Long playoff runs in each of the last two years and a grueling five-game Division Series against Washington seemed to sap Chicago of some energy, and its pitching faltered against sweet-swinging Los Angeles. Jose Quintana was pulled in the third inning of the final game, and the Cubs never recovered.

"They executed their plan," Bryant said. "They pitched great and the bullpen was lights out. That makes for a tough time scoring runs."

Turner and Taylor helped put it away for Los Angeles, contributing to a 16-hit outburst while closing out a pair of impressive performances.

Turner singled home Taylor in the Dodgers' five-run third, giving him seven RBIs in the series and 24 throughout his postseason career.
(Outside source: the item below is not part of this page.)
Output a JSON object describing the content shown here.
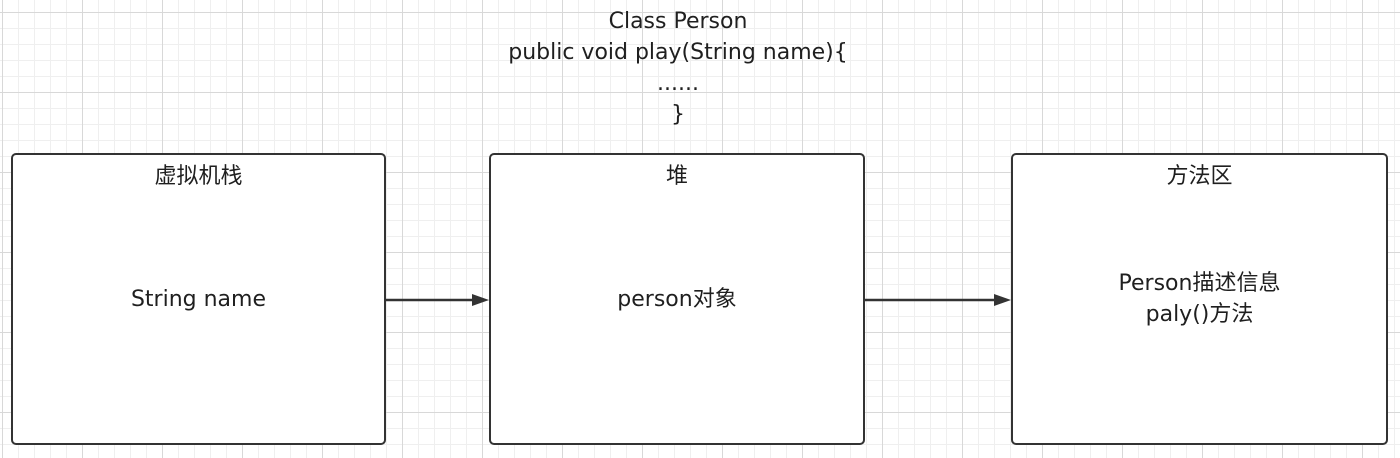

Taylor finished with two hits and scored two runs as the Dodgers, who have won five straight NL West titles, improved to 7-1 in this postseason.

Taylor's versatility helped Los Angeles cover for the loss of All-Star shortstop Corey Seager, who missed the series with a back injury, but is expected to return in the next round. Coming off a breakout season, the 27-year-old Taylor hit .316 with two homers and scored five times against the Cubs.

"I couldn't be happier to be a part of this and be with these guys," Taylor said. "It's been an unbelievable year, and I'm just super excited."


Hernandez joined Kennedy (2002), Adrian Beltre (2011), Reggie Jackson (1977 vs. the Dodgers) and Babe Ruth (1928) as players to hit three home runs in a postseason series clincher.


Dodgers relievers have thrown 23 consecutive scoreless innings, a postseason record.